» **Problem statement**
All records below must be written out exactly, with the pictures excluded.

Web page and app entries
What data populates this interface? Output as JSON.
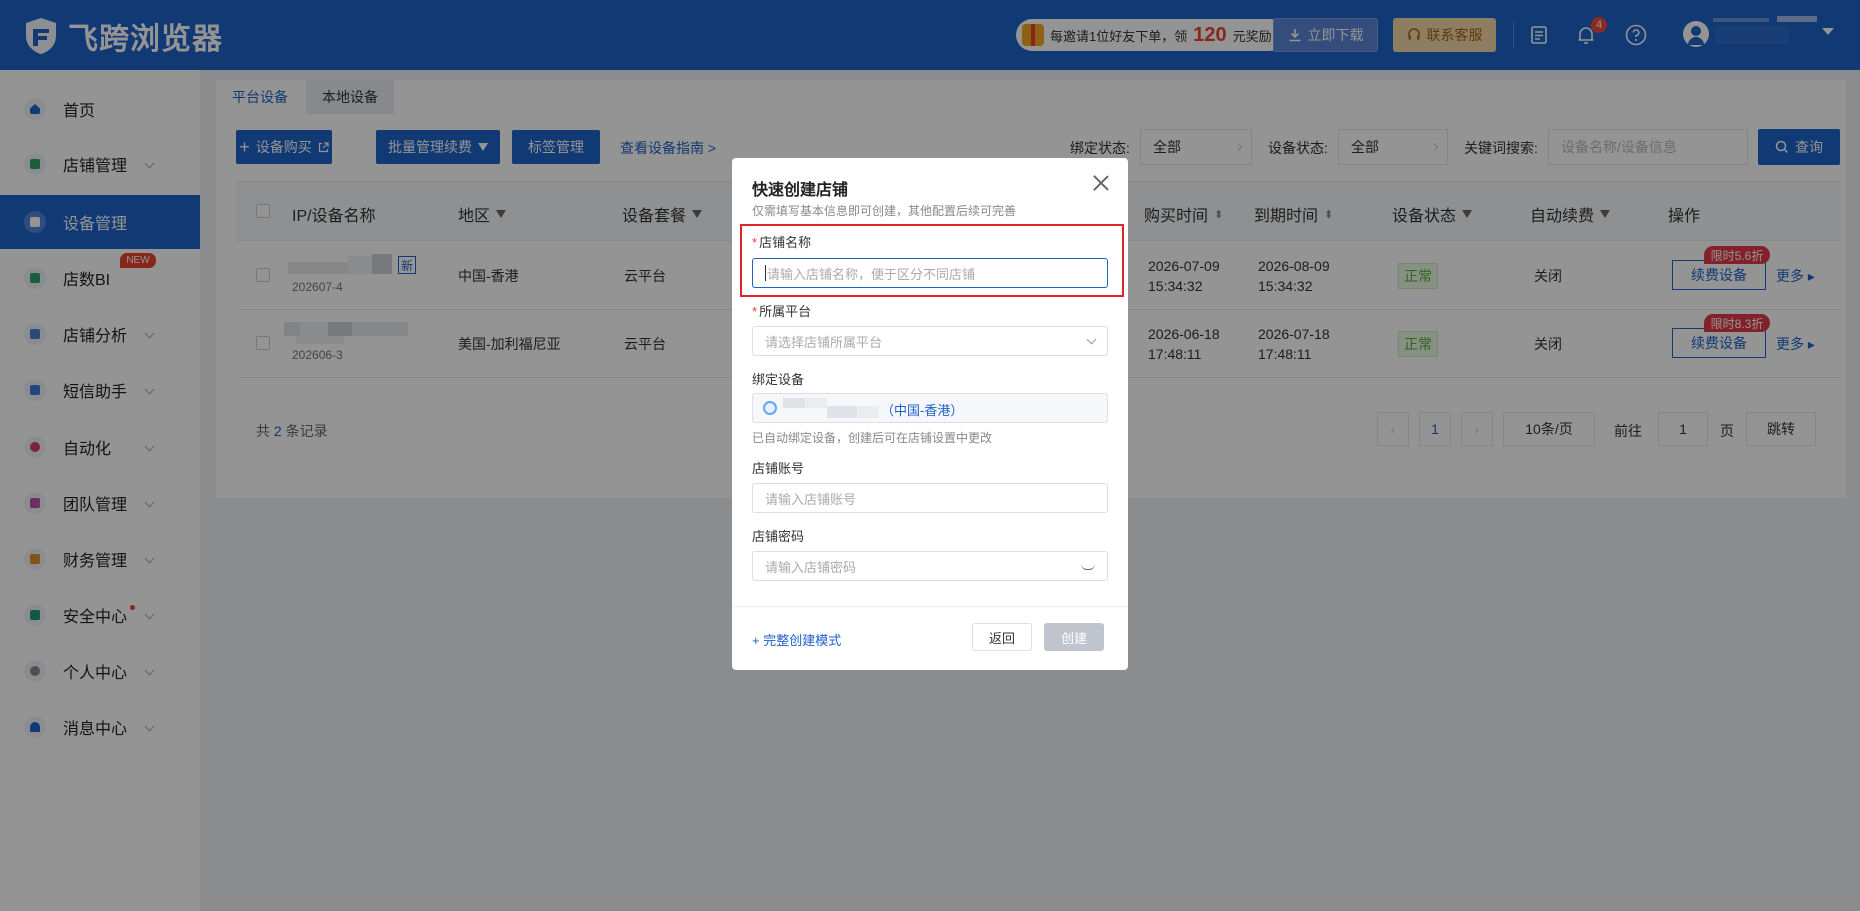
{
  "header": {
    "logo_text": "飞跨浏览器",
    "promo_prefix": "每邀请1位好友下单，领",
    "promo_amount": "120",
    "promo_suffix": "元奖励",
    "download_label": "立即下载",
    "service_label": "联系客服",
    "notification_count": "4",
    "colors": {
      "brand": "#1e62c8"
    }
  },
  "sidebar": {
    "items": [
      {
        "label": "首页",
        "icon": "home-icon"
      },
      {
        "label": "店铺管理",
        "icon": "store-icon"
      },
      {
        "label": "设备管理",
        "icon": "device-icon"
      },
      {
        "label": "店数BI",
        "icon": "bi-icon"
      },
      {
        "label": "店铺分析",
        "icon": "analysis-icon"
      },
      {
        "label": "短信助手",
        "icon": "sms-icon"
      },
      {
        "label": "自动化",
        "icon": "robot-icon"
      },
      {
        "label": "团队管理",
        "icon": "team-icon"
      },
      {
        "label": "财务管理",
        "icon": "wallet-icon"
      },
      {
        "label": "安全中心",
        "icon": "shield-icon"
      },
      {
        "label": "个人中心",
        "icon": "user-icon"
      },
      {
        "label": "消息中心",
        "icon": "bell-icon"
      }
    ],
    "new_badge": "NEW"
  },
  "tabs": [
    "平台设备",
    "本地设备"
  ],
  "toolbar": {
    "buy_label": "设备购买",
    "batch_label": "批量管理续费",
    "tag_label": "标签管理",
    "guide_label": "查看设备指南 >",
    "bind_status_label": "绑定状态:",
    "bind_status_value": "全部",
    "device_status_label": "设备状态:",
    "device_status_value": "全部",
    "keyword_label": "关键词搜索:",
    "keyword_placeholder": "设备名称/设备信息",
    "query_label": "查询"
  },
  "table": {
    "headers": {
      "name": "IP/设备名称",
      "region": "地区",
      "plan": "设备套餐",
      "buy_time": "购买时间",
      "expire_time": "到期时间",
      "status": "设备状态",
      "auto_renew": "自动续费",
      "ops": "操作"
    },
    "rows": [
      {
        "id": "202607-4",
        "new": "新",
        "region": "中国-香港",
        "plan": "云平台",
        "buy_date": "2026-07-09",
        "buy_clock": "15:34:32",
        "exp_date": "2026-08-09",
        "exp_clock": "15:34:32",
        "status": "正常",
        "auto": "关闭",
        "renew": "续费设备",
        "discount": "限时5.6折",
        "more": "更多"
      },
      {
        "id": "202606-3",
        "region": "美国-加利福尼亚",
        "plan": "云平台",
        "buy_date": "2026-06-18",
        "buy_clock": "17:48:11",
        "exp_date": "2026-07-18",
        "exp_clock": "17:48:11",
        "status": "正常",
        "auto": "关闭",
        "renew": "续费设备",
        "discount": "限时8.3折",
        "more": "更多"
      }
    ]
  },
  "pagination": {
    "total_prefix": "共",
    "total_count": "2",
    "total_suffix": "条记录",
    "current_page": "1",
    "page_size": "10条/页",
    "goto_label": "前往",
    "goto_value": "1",
    "page_unit": "页",
    "jump_label": "跳转"
  },
  "modal": {
    "title": "快速创建店铺",
    "subtitle": "仅需填写基本信息即可创建，其他配置后续可完善",
    "required_mark": "*",
    "store_name_label": "店铺名称",
    "store_name_placeholder": "请输入店铺名称，便于区分不同店铺",
    "platform_label": "所属平台",
    "platform_placeholder": "请选择店铺所属平台",
    "device_label": "绑定设备",
    "device_region": "（中国-香港）",
    "device_hint": "已自动绑定设备，创建后可在店铺设置中更改",
    "account_label": "店铺账号",
    "account_placeholder": "请输入店铺账号",
    "password_label": "店铺密码",
    "password_placeholder": "请输入店铺密码",
    "full_mode_label": "+ 完整创建模式",
    "back_label": "返回",
    "create_label": "创建"
  }
}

» **Answer below**
What data populates this interface? Output as JSON.
{
  "header": {
    "logo_text": "飞跨浏览器",
    "promo_prefix": "每邀请1位好友下单，领",
    "promo_amount": "120",
    "promo_suffix": "元奖励",
    "download_label": "立即下载",
    "service_label": "联系客服",
    "notification_count": "4",
    "colors": {
      "brand": "#1e62c8"
    }
  },
  "sidebar": {
    "items": [
      {
        "label": "首页",
        "icon": "home-icon"
      },
      {
        "label": "店铺管理",
        "icon": "store-icon"
      },
      {
        "label": "设备管理",
        "icon": "device-icon"
      },
      {
        "label": "店数BI",
        "icon": "bi-icon"
      },
      {
        "label": "店铺分析",
        "icon": "analysis-icon"
      },
      {
        "label": "短信助手",
        "icon": "sms-icon"
      },
      {
        "label": "自动化",
        "icon": "robot-icon"
      },
      {
        "label": "团队管理",
        "icon": "team-icon"
      },
      {
        "label": "财务管理",
        "icon": "wallet-icon"
      },
      {
        "label": "安全中心",
        "icon": "shield-icon"
      },
      {
        "label": "个人中心",
        "icon": "user-icon"
      },
      {
        "label": "消息中心",
        "icon": "bell-icon"
      }
    ],
    "new_badge": "NEW"
  },
  "tabs": [
    "平台设备",
    "本地设备"
  ],
  "toolbar": {
    "buy_label": "设备购买",
    "batch_label": "批量管理续费",
    "tag_label": "标签管理",
    "guide_label": "查看设备指南 >",
    "bind_status_label": "绑定状态:",
    "bind_status_value": "全部",
    "device_status_label": "设备状态:",
    "device_status_value": "全部",
    "keyword_label": "关键词搜索:",
    "keyword_placeholder": "设备名称/设备信息",
    "query_label": "查询"
  },
  "table": {
    "headers": {
      "name": "IP/设备名称",
      "region": "地区",
      "plan": "设备套餐",
      "buy_time": "购买时间",
      "expire_time": "到期时间",
      "status": "设备状态",
      "auto_renew": "自动续费",
      "ops": "操作"
    },
    "rows": [
      {
        "id": "202607-4",
        "new": "新",
        "region": "中国-香港",
        "plan": "云平台",
        "buy_date": "2026-07-09",
        "buy_clock": "15:34:32",
        "exp_date": "2026-08-09",
        "exp_clock": "15:34:32",
        "status": "正常",
        "auto": "关闭",
        "renew": "续费设备",
        "discount": "限时5.6折",
        "more": "更多"
      },
      {
        "id": "202606-3",
        "region": "美国-加利福尼亚",
        "plan": "云平台",
        "buy_date": "2026-06-18",
        "buy_clock": "17:48:11",
        "exp_date": "2026-07-18",
        "exp_clock": "17:48:11",
        "status": "正常",
        "auto": "关闭",
        "renew": "续费设备",
        "discount": "限时8.3折",
        "more": "更多"
      }
    ]
  },
  "pagination": {
    "total_prefix": "共",
    "total_count": "2",
    "total_suffix": "条记录",
    "current_page": "1",
    "page_size": "10条/页",
    "goto_label": "前往",
    "goto_value": "1",
    "page_unit": "页",
    "jump_label": "跳转"
  },
  "modal": {
    "title": "快速创建店铺",
    "subtitle": "仅需填写基本信息即可创建，其他配置后续可完善",
    "required_mark": "*",
    "store_name_label": "店铺名称",
    "store_name_placeholder": "请输入店铺名称，便于区分不同店铺",
    "platform_label": "所属平台",
    "platform_placeholder": "请选择店铺所属平台",
    "device_label": "绑定设备",
    "device_region": "（中国-香港）",
    "device_hint": "已自动绑定设备，创建后可在店铺设置中更改",
    "account_label": "店铺账号",
    "account_placeholder": "请输入店铺账号",
    "password_label": "店铺密码",
    "password_placeholder": "请输入店铺密码",
    "full_mode_label": "+ 完整创建模式",
    "back_label": "返回",
    "create_label": "创建"
  }
}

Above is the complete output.